Your goal –
Each entry must be printed again without a single change.

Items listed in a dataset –
———
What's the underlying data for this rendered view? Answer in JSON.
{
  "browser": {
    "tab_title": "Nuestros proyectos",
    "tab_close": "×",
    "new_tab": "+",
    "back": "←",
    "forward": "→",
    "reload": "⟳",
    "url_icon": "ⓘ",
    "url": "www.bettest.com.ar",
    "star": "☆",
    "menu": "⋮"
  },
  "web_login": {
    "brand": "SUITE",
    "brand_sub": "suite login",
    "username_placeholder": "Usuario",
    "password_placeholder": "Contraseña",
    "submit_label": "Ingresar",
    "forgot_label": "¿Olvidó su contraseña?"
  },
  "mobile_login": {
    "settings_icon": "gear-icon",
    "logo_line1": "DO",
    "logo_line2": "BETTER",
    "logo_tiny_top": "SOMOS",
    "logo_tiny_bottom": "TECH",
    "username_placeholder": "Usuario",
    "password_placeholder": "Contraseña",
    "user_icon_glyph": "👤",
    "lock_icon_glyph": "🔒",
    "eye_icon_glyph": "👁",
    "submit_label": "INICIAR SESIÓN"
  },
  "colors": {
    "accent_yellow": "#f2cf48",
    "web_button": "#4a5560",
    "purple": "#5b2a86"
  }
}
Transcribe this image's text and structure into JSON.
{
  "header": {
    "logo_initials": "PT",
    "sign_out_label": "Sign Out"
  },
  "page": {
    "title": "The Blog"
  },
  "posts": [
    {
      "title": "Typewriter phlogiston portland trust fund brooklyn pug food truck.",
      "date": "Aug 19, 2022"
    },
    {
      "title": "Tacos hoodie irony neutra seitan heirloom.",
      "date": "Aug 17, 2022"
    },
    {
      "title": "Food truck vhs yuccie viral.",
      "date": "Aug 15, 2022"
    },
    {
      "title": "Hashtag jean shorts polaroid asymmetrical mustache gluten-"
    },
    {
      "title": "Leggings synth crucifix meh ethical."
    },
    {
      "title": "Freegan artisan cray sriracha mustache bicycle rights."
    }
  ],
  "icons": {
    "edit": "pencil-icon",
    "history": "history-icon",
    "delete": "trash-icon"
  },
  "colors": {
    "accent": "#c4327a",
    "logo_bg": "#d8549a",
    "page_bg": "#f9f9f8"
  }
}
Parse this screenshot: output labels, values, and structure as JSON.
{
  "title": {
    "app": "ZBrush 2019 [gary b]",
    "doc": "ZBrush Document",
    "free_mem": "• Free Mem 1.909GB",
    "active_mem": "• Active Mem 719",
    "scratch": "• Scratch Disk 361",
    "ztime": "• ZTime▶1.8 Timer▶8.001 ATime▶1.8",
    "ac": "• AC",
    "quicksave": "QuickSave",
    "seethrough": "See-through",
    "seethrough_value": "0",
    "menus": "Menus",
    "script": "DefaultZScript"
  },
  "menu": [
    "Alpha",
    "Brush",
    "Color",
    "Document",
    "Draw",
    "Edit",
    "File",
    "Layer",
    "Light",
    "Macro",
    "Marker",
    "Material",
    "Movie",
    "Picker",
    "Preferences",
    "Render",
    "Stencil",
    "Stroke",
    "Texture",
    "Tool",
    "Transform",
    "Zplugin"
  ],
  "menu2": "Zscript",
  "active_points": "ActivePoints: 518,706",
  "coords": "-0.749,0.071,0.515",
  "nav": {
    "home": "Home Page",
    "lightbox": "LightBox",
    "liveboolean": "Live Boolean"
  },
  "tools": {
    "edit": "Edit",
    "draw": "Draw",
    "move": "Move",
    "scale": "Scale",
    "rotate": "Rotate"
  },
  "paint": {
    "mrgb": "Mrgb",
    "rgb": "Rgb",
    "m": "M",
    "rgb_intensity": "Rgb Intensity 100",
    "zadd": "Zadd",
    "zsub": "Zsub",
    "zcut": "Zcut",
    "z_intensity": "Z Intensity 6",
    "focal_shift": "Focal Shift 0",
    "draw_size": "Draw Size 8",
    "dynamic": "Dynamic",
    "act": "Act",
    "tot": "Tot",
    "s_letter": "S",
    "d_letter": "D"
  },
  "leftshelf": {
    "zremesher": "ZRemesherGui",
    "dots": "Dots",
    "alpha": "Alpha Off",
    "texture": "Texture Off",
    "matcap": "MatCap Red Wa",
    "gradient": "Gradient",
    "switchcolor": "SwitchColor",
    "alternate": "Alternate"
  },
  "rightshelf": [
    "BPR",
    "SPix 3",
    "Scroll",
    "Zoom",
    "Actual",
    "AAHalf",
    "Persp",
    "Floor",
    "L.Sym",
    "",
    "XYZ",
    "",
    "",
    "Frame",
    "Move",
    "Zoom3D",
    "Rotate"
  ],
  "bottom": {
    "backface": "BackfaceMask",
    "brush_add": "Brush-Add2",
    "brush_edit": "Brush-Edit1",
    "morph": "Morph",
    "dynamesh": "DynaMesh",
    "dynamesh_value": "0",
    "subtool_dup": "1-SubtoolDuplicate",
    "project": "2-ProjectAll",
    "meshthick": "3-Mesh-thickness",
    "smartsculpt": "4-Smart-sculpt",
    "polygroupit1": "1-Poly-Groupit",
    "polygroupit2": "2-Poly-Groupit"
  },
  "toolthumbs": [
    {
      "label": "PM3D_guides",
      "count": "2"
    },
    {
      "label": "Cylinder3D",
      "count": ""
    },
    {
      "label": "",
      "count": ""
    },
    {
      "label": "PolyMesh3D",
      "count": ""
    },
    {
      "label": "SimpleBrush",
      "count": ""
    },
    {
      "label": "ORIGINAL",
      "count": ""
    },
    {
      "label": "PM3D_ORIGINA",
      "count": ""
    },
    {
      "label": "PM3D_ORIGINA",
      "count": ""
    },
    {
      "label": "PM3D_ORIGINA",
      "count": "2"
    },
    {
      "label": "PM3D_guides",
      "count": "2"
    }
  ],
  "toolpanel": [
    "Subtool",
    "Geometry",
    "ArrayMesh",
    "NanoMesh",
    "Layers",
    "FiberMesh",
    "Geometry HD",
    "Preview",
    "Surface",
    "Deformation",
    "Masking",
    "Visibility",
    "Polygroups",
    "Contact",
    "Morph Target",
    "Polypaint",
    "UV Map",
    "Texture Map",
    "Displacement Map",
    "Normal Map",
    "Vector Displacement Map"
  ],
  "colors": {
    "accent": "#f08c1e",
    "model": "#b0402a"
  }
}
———
Task output –
What's the underlying data for this rendered view? Answer in JSON.
{
  "browser": {
    "tab_title": "Nuestros proyectos",
    "tab_close": "×",
    "new_tab": "+",
    "back": "←",
    "forward": "→",
    "reload": "⟳",
    "url_icon": "ⓘ",
    "url": "www.bettest.com.ar",
    "star": "☆",
    "menu": "⋮"
  },
  "web_login": {
    "brand": "SUITE",
    "brand_sub": "suite login",
    "username_placeholder": "Usuario",
    "password_placeholder": "Contraseña",
    "submit_label": "Ingresar",
    "forgot_label": "¿Olvidó su contraseña?"
  },
  "mobile_login": {
    "settings_icon": "gear-icon",
    "logo_line1": "DO",
    "logo_line2": "BETTER",
    "logo_tiny_top": "SOMOS",
    "logo_tiny_bottom": "TECH",
    "username_placeholder": "Usuario",
    "password_placeholder": "Contraseña",
    "user_icon_glyph": "👤",
    "lock_icon_glyph": "🔒",
    "eye_icon_glyph": "👁",
    "submit_label": "INICIAR SESIÓN"
  },
  "colors": {
    "accent_yellow": "#f2cf48",
    "web_button": "#4a5560",
    "purple": "#5b2a86"
  }
}
Transcribe this image's text and structure into JSON.
{
  "header": {
    "logo_initials": "PT",
    "sign_out_label": "Sign Out"
  },
  "page": {
    "title": "The Blog"
  },
  "posts": [
    {
      "title": "Typewriter phlogiston portland trust fund brooklyn pug food truck.",
      "date": "Aug 19, 2022"
    },
    {
      "title": "Tacos hoodie irony neutra seitan heirloom.",
      "date": "Aug 17, 2022"
    },
    {
      "title": "Food truck vhs yuccie viral.",
      "date": "Aug 15, 2022"
    },
    {
      "title": "Hashtag jean shorts polaroid asymmetrical mustache gluten-"
    },
    {
      "title": "Leggings synth crucifix meh ethical."
    },
    {
      "title": "Freegan artisan cray sriracha mustache bicycle rights."
    }
  ],
  "icons": {
    "edit": "pencil-icon",
    "history": "history-icon",
    "delete": "trash-icon"
  },
  "colors": {
    "accent": "#c4327a",
    "logo_bg": "#d8549a",
    "page_bg": "#f9f9f8"
  }
}
Parse this screenshot: output labels, values, and structure as JSON.
{
  "title": {
    "app": "ZBrush 2019 [gary b]",
    "doc": "ZBrush Document",
    "free_mem": "• Free Mem 1.909GB",
    "active_mem": "• Active Mem 719",
    "scratch": "• Scratch Disk 361",
    "ztime": "• ZTime▶1.8 Timer▶8.001 ATime▶1.8",
    "ac": "• AC",
    "quicksave": "QuickSave",
    "seethrough": "See-through",
    "seethrough_value": "0",
    "menus": "Menus",
    "script": "DefaultZScript"
  },
  "menu": [
    "Alpha",
    "Brush",
    "Color",
    "Document",
    "Draw",
    "Edit",
    "File",
    "Layer",
    "Light",
    "Macro",
    "Marker",
    "Material",
    "Movie",
    "Picker",
    "Preferences",
    "Render",
    "Stencil",
    "Stroke",
    "Texture",
    "Tool",
    "Transform",
    "Zplugin"
  ],
  "menu2": "Zscript",
  "active_points": "ActivePoints: 518,706",
  "coords": "-0.749,0.071,0.515",
  "nav": {
    "home": "Home Page",
    "lightbox": "LightBox",
    "liveboolean": "Live Boolean"
  },
  "tools": {
    "edit": "Edit",
    "draw": "Draw",
    "move": "Move",
    "scale": "Scale",
    "rotate": "Rotate"
  },
  "paint": {
    "mrgb": "Mrgb",
    "rgb": "Rgb",
    "m": "M",
    "rgb_intensity": "Rgb Intensity 100",
    "zadd": "Zadd",
    "zsub": "Zsub",
    "zcut": "Zcut",
    "z_intensity": "Z Intensity 6",
    "focal_shift": "Focal Shift 0",
    "draw_size": "Draw Size 8",
    "dynamic": "Dynamic",
    "act": "Act",
    "tot": "Tot",
    "s_letter": "S",
    "d_letter": "D"
  },
  "leftshelf": {
    "zremesher": "ZRemesherGui",
    "dots": "Dots",
    "alpha": "Alpha Off",
    "texture": "Texture Off",
    "matcap": "MatCap Red Wa",
    "gradient": "Gradient",
    "switchcolor": "SwitchColor",
    "alternate": "Alternate"
  },
  "rightshelf": [
    "BPR",
    "SPix 3",
    "Scroll",
    "Zoom",
    "Actual",
    "AAHalf",
    "Persp",
    "Floor",
    "L.Sym",
    "",
    "XYZ",
    "",
    "",
    "Frame",
    "Move",
    "Zoom3D",
    "Rotate"
  ],
  "bottom": {
    "backface": "BackfaceMask",
    "brush_add": "Brush-Add2",
    "brush_edit": "Brush-Edit1",
    "morph": "Morph",
    "dynamesh": "DynaMesh",
    "dynamesh_value": "0",
    "subtool_dup": "1-SubtoolDuplicate",
    "project": "2-ProjectAll",
    "meshthick": "3-Mesh-thickness",
    "smartsculpt": "4-Smart-sculpt",
    "polygroupit1": "1-Poly-Groupit",
    "polygroupit2": "2-Poly-Groupit"
  },
  "toolthumbs": [
    {
      "label": "PM3D_guides",
      "count": "2"
    },
    {
      "label": "Cylinder3D",
      "count": ""
    },
    {
      "label": "",
      "count": ""
    },
    {
      "label": "PolyMesh3D",
      "count": ""
    },
    {
      "label": "SimpleBrush",
      "count": ""
    },
    {
      "label": "ORIGINAL",
      "count": ""
    },
    {
      "label": "PM3D_ORIGINA",
      "count": ""
    },
    {
      "label": "PM3D_ORIGINA",
      "count": ""
    },
    {
      "label": "PM3D_ORIGINA",
      "count": "2"
    },
    {
      "label": "PM3D_guides",
      "count": "2"
    }
  ],
  "toolpanel": [
    "Subtool",
    "Geometry",
    "ArrayMesh",
    "NanoMesh",
    "Layers",
    "FiberMesh",
    "Geometry HD",
    "Preview",
    "Surface",
    "Deformation",
    "Masking",
    "Visibility",
    "Polygroups",
    "Contact",
    "Morph Target",
    "Polypaint",
    "UV Map",
    "Texture Map",
    "Displacement Map",
    "Normal Map",
    "Vector Displacement Map"
  ],
  "colors": {
    "accent": "#f08c1e",
    "model": "#b0402a"
  }
}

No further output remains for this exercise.